Our current educational system is failing to properly prepare our youth for the financial realities they will experience in adulthood. Another survey completed back in 2015, tested the financial literacy of 15-year-old children from around the world. The U.S. ranked 7th trailing China, Canada, Russia, and Australia. We must do a better job of educating our youth and preparing them for tomorrow. We want to believe that personal finance classes would be a requirement for all students K-12, but the sad reality is that many states do not require these courses to be taught. Only 16.4% of U.S. high school students are required to take a personal finance course before graduation. As responsible adults, we need to push and encourage our educators to get these basic requirements and knowledge into our classrooms. 

I would also encourage parents and grandparents to get involved in the educational process as well. Having your children work for an allowance can be a great way to help them understand the importance money plays in our society. Setting up a bank account and teaching them to save early can be valuable lessons for their future. Establishing simple habits early on will help create the knowledge base they will need later in life. Parents can even act as “employers” and offer to match part of their children’s savings to encourage good habits. Don’t be afraid to talk with your children about the 8th wonder of the world, Compound Interest! Be willing to share your own experiences with money and how it has shaped your decisions in life. There is nothing more rewarding than “investing” in your own children.

There are many apps and books available that can be very helpful to this process. Several non-profits (Cha-Ching USA) have also been established to provide basic financial education through fun and interactive lessons. Don’t hesitate to reach out and let us be a part of your family’s journey.

 

Steven Dengler, CFP®

Financial Advisor / Director of Planning

 

https://www.finra.org/newsroom/infographics/financial-literacy-levels

https://www.stlouisfed.org/on-the-economy/2018/september/how-americans-rate-financial-literacy

http://www.oecd.org/education/pisa-2015-results-volume-iv-9789264270282-en.htm

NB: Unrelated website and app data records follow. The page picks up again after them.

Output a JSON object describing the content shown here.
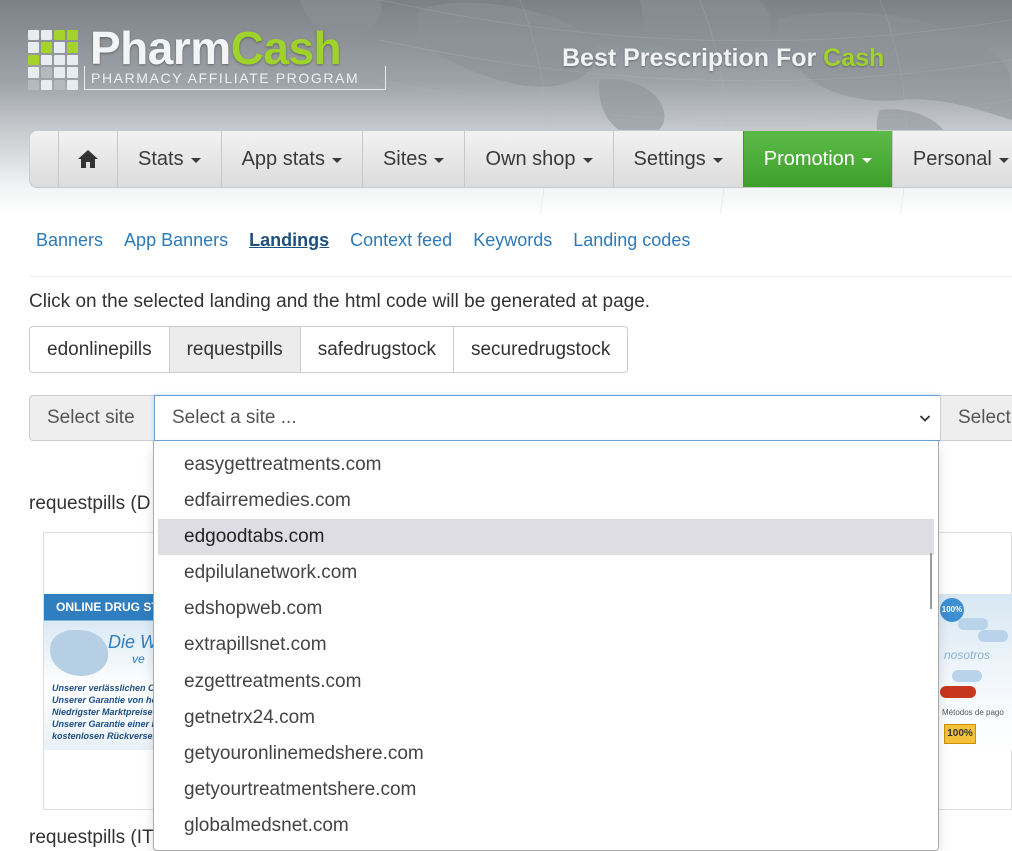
{
  "brand": {
    "name_part1": "Pharm",
    "name_part2": "Cash",
    "subtitle": "PHARMACY AFFILIATE PROGRAM",
    "tagline_part1": "Best Prescription For ",
    "tagline_part2": "Cash",
    "accent_color": "#9fd22a"
  },
  "nav": {
    "home_icon": "home-icon",
    "items": [
      {
        "label": "Stats"
      },
      {
        "label": "App stats"
      },
      {
        "label": "Sites"
      },
      {
        "label": "Own shop"
      },
      {
        "label": "Settings"
      },
      {
        "label": "Promotion",
        "active": true
      },
      {
        "label": "Personal"
      }
    ],
    "active_color": "#47a834"
  },
  "subnav": {
    "items": [
      {
        "label": "Banners"
      },
      {
        "label": "App Banners"
      },
      {
        "label": "Landings",
        "active": true
      },
      {
        "label": "Context feed"
      },
      {
        "label": "Keywords"
      },
      {
        "label": "Landing codes"
      }
    ]
  },
  "instruction": "Click on the selected landing and the html code will be generated at page.",
  "landings": {
    "buttons": [
      {
        "label": "edonlinepills"
      },
      {
        "label": "requestpills",
        "selected": true
      },
      {
        "label": "safedrugstock"
      },
      {
        "label": "securedrugstock"
      }
    ]
  },
  "site_select": {
    "addon_label": "Select site",
    "placeholder": "Select a site ...",
    "addon_right_label": "Select",
    "options": [
      "easygettreatments.com",
      "edfairremedies.com",
      "edgoodtabs.com",
      "edpilulanetwork.com",
      "edshopweb.com",
      "extrapillsnet.com",
      "ezgettreatments.com",
      "getnetrx24.com",
      "getyouronlinemedshere.com",
      "getyourtreatmentshere.com",
      "globalmedsnet.com"
    ],
    "highlighted_index": 2
  },
  "previews": {
    "label_1": "requestpills (D",
    "label_2": "requestpills (IT",
    "banner_left": {
      "title": "ONLINE DRUG ST",
      "headline": "Die W",
      "headline_tail": "ve",
      "lines": [
        "Unserer verlässlichen Online",
        "Unserer Garantie von hoher Q",
        "Niedrigster Marktpreise",
        "Unserer Garantie einer kompl",
        "kostenlosen Rückversendung"
      ]
    },
    "banner_right": {
      "badge": "100%",
      "text": "nosotros",
      "footer": "Métodos de pago",
      "seal": "100%"
    }
  }
}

https://www.bankrate.com/personal-finance/parents-teach-kids-about-money-early-age/

https://www.cha-chingusa.org/

 

Securities offered through Kestra Investment Services, LLC (Kestra IS), member FINRA/SIPC. Investment advisory services offered through Kestra Advisory Services, LLC (Kestra AS), an affiliate of Kestra IS. Mosaic Asset Partners, LLC is not affiliated with Kestra IS or Kestra AS. The opinions expressed in this commentary are those of the author and may not necessarily reflect those held by Kestra Investment Services, LLC or Kestra Advisory Services, LLC. This is for general information only and is not intended to provide specific investment advice or recommendations for any individual. It is suggested that you consult your financial professional, attorney, or tax advisor with regard to your individual situation. Comments concerning the past performance are not intended to be forward looking and should not be viewed as an indication of future results.